    Apart from that, you will achieve VERY low latency figures by carefully selecting the right PC, with the right add-on-hardware with Windows as well. And if you have the right card with the right drivers, you can even use that 32 sample latency (less than 1msec) for tracking.

    Also IMHO 99% of all virtual instruments/effects existing are Win/OS X only, so you will not have the same range of tools to use when limiting yourself to Linux.

    Dogmatic thinking is never smart. Use the right tool for the right job. Linux is (currently) IMHO not the right tool for DAW work (at least not if you want to work in a somewhat professional level)
  • vivi22
    to-pseAlso IMHO 99% of all virtual instruments/effects existing are Win/OS X only, so you will not have the same range of tools to use when limiting yourself to Linux.
    Have to agree with this. Linux isn't supported by the majority of major plug in makers, so if you use it you'd be pretty limited in what you had available in that area. I'd also rather not spend any more time dealing with getting drivers that run properly than I already do using Windows.

    Anyway, the article seems like a good intro for those who may be new to building a DAW and it's nice to see Tom's put up an article not geared towards gamers or IT. I didn't think I'd ever see an article relating to music production on here so I appreciate the effort, but there are some things that I would have liked to see mentioned. For starters, Cubase isn't the only 64-bit recording program. Reaper was already mentioned in the comments, and Sonar was 64-bit before Cubase ever made the move. Might be some others that are or are moving to 64-bit, but those were the major ones when I was looking into a recording program last year.

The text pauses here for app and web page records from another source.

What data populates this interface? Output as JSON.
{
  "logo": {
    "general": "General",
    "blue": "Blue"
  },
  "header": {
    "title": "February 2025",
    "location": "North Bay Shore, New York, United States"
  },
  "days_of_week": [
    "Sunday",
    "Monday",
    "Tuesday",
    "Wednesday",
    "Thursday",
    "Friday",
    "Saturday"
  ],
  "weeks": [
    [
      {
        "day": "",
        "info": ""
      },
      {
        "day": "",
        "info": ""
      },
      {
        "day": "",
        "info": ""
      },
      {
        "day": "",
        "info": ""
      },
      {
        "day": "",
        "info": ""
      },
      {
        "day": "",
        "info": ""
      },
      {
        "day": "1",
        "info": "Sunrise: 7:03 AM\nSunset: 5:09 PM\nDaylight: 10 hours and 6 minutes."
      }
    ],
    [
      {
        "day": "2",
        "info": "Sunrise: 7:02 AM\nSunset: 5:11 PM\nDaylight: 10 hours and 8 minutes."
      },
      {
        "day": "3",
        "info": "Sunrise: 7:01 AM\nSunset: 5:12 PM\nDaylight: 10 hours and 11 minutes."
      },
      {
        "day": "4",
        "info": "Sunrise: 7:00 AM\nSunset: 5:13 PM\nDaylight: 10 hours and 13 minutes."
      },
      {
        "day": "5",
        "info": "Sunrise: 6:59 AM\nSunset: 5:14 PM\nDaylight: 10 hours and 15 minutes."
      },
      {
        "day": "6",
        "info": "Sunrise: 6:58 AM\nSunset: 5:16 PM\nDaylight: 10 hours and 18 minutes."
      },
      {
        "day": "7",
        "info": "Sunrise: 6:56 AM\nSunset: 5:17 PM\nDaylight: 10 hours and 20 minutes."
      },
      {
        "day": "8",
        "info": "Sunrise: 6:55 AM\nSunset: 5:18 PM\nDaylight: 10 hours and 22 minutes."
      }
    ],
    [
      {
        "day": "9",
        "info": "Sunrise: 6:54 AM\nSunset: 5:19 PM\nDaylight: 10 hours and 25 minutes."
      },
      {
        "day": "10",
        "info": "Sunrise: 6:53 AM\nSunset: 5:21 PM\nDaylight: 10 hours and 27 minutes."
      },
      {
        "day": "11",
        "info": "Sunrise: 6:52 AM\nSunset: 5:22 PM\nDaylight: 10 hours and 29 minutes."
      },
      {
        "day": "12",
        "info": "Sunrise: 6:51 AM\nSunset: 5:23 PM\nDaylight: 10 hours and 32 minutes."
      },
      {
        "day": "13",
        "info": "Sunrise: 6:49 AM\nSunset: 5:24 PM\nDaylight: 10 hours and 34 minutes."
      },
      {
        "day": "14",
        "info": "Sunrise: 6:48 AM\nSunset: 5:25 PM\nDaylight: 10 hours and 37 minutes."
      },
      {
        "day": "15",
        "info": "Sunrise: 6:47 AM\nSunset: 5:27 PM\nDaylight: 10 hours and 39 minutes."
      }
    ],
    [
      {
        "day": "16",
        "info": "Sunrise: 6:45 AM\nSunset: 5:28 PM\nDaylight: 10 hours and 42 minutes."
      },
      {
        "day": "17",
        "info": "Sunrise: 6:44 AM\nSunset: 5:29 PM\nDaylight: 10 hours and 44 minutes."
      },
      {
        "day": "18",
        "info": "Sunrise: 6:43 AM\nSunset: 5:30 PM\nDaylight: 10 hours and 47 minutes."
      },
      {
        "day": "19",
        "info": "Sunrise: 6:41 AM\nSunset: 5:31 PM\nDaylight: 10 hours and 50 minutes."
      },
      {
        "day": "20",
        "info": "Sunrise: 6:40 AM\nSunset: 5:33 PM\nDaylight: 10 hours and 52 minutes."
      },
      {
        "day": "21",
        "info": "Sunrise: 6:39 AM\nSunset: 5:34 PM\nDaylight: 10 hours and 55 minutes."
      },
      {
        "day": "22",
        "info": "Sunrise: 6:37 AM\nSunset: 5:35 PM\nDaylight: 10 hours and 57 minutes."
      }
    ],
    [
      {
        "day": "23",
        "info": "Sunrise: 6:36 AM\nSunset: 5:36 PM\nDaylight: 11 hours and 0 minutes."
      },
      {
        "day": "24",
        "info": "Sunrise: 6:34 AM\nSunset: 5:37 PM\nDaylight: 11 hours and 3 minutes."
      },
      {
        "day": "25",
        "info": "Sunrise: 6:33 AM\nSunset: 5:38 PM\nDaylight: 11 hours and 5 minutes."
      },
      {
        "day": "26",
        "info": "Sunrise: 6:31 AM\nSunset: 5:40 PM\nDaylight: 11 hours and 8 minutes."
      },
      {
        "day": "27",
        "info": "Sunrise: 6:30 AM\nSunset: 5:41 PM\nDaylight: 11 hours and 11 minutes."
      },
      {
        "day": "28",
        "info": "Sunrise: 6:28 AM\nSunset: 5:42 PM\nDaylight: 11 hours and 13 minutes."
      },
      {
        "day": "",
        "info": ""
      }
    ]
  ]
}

    Also, although I could understand going with a processor that doesn't require some pretty massive cooling when you're going to be recording real instruments or vocals in the same room as the PC, I wouldn't recommend deliberately limiting processing power if someone is working largely, or even completely with midi. Once you start throwing in some VST synths and effects, the processor can be taxed pretty easily. You can get around it by bouncing tracks to wav as you work on other parts, but it can be a pain when you want to edit multiple parts in real time.
  • You have a nice rig there, would look at cleaning up the wiring though, its a bit messy in the pic!
  • Ryun
    This was actually a very interesting article. It's a shame though, I wish you had taken more pictures of the audio hardware and audio connectors instead of the "stock" hardware. I don't really know much about audio hardware or even the theory to work with, so pictures of those would have helped immensely for a noob like myself.